▶ INSTRUCTIONS TO FOLLOW:
Whenever a line below includes the word "会员分群数据", copy that line.

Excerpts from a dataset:
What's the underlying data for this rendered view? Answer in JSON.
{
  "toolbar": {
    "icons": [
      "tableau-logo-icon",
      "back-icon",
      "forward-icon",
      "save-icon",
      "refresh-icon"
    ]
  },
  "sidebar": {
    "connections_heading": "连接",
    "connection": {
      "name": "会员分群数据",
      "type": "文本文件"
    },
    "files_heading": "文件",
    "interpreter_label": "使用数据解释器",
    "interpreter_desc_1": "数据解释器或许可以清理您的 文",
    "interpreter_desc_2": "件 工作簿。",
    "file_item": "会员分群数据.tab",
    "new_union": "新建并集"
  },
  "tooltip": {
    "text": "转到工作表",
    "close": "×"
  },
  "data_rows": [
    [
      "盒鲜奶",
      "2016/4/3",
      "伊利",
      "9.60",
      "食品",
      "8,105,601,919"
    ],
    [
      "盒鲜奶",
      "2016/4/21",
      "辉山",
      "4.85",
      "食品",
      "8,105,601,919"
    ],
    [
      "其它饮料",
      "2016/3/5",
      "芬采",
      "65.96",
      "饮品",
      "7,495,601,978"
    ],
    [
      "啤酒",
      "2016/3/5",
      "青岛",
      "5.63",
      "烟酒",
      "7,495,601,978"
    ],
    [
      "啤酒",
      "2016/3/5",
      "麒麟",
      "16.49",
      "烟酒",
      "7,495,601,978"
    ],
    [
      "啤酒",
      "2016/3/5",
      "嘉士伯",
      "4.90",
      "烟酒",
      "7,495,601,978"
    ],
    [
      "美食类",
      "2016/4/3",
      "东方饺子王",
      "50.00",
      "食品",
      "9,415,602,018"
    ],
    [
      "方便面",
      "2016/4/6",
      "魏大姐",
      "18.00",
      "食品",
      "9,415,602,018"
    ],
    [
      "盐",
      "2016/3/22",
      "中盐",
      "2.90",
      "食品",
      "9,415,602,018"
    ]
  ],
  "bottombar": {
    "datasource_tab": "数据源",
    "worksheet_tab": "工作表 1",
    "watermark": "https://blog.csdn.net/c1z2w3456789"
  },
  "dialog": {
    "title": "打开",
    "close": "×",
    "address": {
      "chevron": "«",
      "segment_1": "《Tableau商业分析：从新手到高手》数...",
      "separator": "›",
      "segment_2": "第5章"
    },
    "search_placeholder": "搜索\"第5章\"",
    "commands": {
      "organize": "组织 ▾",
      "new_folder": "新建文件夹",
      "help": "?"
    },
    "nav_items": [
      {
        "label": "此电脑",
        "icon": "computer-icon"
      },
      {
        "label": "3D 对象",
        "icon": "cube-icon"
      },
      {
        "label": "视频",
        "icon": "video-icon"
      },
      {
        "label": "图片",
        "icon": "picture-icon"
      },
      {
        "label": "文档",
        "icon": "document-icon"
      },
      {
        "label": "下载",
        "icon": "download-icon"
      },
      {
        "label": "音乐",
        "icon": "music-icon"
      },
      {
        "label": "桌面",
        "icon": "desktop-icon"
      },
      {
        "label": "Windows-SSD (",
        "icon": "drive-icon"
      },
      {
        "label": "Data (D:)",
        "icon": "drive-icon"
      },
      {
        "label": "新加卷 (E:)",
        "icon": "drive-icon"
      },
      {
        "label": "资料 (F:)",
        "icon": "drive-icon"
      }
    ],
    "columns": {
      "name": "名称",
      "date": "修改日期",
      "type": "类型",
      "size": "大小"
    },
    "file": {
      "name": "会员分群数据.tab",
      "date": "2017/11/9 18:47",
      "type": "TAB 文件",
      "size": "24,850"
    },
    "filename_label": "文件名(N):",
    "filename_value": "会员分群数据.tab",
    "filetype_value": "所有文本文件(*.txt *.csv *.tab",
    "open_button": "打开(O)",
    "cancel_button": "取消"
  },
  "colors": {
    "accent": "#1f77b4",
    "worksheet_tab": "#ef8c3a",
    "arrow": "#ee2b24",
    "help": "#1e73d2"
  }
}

▶ FINISHED EXERCISE:
      "name": "会员分群数据",
    "file_item": "会员分群数据.tab",
      "name": "会员分群数据.tab",
    "filename_value": "会员分群数据.tab",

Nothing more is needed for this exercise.